[App and web page records]
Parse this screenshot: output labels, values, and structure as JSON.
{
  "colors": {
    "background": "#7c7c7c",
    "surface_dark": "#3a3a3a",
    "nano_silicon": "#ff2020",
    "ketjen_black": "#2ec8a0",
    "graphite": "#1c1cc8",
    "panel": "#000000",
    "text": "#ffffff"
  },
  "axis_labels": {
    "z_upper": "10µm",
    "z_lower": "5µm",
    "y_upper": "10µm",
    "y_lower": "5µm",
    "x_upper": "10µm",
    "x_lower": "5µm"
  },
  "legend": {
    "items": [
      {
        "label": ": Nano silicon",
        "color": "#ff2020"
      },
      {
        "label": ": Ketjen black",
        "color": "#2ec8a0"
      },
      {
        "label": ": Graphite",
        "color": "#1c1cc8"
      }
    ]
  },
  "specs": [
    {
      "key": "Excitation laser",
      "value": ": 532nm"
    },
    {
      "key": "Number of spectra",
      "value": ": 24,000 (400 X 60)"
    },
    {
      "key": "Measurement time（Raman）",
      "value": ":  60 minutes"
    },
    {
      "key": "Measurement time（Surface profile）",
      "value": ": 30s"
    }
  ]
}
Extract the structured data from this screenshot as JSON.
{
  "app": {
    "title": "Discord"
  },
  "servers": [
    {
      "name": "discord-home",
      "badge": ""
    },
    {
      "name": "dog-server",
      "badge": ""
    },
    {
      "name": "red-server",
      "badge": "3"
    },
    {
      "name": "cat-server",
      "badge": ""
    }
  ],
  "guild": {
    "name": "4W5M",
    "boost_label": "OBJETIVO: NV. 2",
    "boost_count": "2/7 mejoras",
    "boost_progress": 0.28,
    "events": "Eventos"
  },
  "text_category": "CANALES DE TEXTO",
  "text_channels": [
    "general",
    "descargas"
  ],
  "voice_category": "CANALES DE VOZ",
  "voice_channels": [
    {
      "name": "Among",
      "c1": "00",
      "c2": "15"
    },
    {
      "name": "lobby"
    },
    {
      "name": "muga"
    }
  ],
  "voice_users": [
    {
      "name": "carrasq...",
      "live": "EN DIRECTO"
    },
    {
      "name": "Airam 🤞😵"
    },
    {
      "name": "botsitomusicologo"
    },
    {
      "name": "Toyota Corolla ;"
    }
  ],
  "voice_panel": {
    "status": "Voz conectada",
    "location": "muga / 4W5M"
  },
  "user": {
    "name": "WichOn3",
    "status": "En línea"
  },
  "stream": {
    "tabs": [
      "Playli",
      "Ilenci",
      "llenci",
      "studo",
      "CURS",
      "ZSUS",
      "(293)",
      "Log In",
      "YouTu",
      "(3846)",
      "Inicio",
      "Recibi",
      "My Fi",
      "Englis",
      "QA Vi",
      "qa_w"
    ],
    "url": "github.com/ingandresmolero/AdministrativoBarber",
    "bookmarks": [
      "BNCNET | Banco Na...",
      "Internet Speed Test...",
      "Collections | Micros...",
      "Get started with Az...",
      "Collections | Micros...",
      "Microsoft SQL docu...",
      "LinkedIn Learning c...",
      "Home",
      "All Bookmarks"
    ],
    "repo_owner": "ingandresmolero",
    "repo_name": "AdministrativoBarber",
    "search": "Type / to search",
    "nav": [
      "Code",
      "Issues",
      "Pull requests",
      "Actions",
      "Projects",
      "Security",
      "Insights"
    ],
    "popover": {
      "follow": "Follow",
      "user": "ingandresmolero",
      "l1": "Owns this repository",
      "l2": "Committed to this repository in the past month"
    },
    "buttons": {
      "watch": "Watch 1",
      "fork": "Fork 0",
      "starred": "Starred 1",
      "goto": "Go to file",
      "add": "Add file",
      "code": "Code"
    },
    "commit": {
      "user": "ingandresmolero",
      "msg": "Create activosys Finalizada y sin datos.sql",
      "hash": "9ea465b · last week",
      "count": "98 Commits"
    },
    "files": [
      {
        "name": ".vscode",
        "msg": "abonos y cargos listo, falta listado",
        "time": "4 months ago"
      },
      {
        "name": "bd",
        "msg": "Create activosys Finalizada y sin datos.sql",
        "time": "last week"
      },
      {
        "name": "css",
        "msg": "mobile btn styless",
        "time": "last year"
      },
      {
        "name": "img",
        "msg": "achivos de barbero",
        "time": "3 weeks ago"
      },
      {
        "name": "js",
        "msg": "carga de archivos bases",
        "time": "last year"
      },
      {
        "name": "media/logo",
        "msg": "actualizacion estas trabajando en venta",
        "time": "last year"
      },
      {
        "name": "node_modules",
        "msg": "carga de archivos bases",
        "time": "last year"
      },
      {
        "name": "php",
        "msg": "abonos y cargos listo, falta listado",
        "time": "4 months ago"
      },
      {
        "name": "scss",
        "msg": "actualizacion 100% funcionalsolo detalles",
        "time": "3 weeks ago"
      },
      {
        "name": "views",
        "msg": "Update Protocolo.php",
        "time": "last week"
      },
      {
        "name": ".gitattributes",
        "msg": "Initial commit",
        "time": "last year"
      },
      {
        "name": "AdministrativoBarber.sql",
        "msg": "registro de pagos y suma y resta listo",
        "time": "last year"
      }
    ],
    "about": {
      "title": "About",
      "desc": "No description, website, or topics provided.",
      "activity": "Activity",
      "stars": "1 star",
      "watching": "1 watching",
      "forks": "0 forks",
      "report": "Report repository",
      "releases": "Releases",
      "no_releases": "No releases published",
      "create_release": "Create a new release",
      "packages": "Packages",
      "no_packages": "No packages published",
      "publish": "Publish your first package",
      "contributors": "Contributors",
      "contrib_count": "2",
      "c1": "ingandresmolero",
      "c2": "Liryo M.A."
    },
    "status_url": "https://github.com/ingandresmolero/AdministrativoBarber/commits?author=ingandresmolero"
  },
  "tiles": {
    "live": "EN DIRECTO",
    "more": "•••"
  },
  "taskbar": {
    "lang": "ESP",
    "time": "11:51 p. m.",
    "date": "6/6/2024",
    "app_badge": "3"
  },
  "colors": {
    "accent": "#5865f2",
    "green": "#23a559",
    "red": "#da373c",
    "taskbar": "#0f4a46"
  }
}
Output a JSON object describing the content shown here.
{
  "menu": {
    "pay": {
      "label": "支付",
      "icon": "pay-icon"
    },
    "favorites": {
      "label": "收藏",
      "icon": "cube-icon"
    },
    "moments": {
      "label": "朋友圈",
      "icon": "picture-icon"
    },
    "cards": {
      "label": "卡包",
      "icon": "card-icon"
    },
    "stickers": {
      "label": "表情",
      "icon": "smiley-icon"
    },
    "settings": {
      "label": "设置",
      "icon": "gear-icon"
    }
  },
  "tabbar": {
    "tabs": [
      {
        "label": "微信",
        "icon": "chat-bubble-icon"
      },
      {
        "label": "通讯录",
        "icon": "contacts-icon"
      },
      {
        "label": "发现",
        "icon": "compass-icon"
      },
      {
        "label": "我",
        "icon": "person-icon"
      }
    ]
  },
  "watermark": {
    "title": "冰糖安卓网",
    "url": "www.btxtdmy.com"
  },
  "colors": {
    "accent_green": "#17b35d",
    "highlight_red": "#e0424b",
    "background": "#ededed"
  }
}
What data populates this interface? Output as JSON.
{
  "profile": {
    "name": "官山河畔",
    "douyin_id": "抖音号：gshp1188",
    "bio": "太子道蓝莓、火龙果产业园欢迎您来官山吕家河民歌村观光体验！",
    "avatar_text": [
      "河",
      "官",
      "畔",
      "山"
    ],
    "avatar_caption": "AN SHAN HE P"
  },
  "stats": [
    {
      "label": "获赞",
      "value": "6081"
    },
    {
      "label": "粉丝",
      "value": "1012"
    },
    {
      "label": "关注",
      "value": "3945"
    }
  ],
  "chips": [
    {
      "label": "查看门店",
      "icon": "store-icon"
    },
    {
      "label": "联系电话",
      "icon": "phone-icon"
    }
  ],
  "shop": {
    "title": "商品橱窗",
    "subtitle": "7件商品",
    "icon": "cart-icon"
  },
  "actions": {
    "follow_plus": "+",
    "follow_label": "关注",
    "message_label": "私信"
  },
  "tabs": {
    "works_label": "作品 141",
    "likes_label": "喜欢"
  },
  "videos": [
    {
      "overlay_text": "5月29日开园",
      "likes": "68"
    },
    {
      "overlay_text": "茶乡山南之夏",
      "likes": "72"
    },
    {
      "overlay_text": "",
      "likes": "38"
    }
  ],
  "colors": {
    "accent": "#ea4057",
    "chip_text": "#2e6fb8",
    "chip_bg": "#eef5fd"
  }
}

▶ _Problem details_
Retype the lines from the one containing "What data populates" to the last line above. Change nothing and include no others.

▶ _Exercise answer_
What data populates this interface? Output as JSON.
{
  "profile": {
    "name": "官山河畔",
    "douyin_id": "抖音号：gshp1188",
    "bio": "太子道蓝莓、火龙果产业园欢迎您来官山吕家河民歌村观光体验！",
    "avatar_text": [
      "河",
      "官",
      "畔",
      "山"
    ],
    "avatar_caption": "AN SHAN HE P"
  },
  "stats": [
    {
      "label": "获赞",
      "value": "6081"
    },
    {
      "label": "粉丝",
      "value": "1012"
    },
    {
      "label": "关注",
      "value": "3945"
    }
  ],
  "chips": [
    {
      "label": "查看门店",
      "icon": "store-icon"
    },
    {
      "label": "联系电话",
      "icon": "phone-icon"
    }
  ],
  "shop": {
    "title": "商品橱窗",
    "subtitle": "7件商品",
    "icon": "cart-icon"
  },
  "actions": {
    "follow_plus": "+",
    "follow_label": "关注",
    "message_label": "私信"
  },
  "tabs": {
    "works_label": "作品 141",
    "likes_label": "喜欢"
  },
  "videos": [
    {
      "overlay_text": "5月29日开园",
      "likes": "68"
    },
    {
      "overlay_text": "茶乡山南之夏",
      "likes": "72"
    },
    {
      "overlay_text": "",
      "likes": "38"
    }
  ],
  "colors": {
    "accent": "#ea4057",
    "chip_text": "#2e6fb8",
    "chip_bg": "#eef5fd"
  }
}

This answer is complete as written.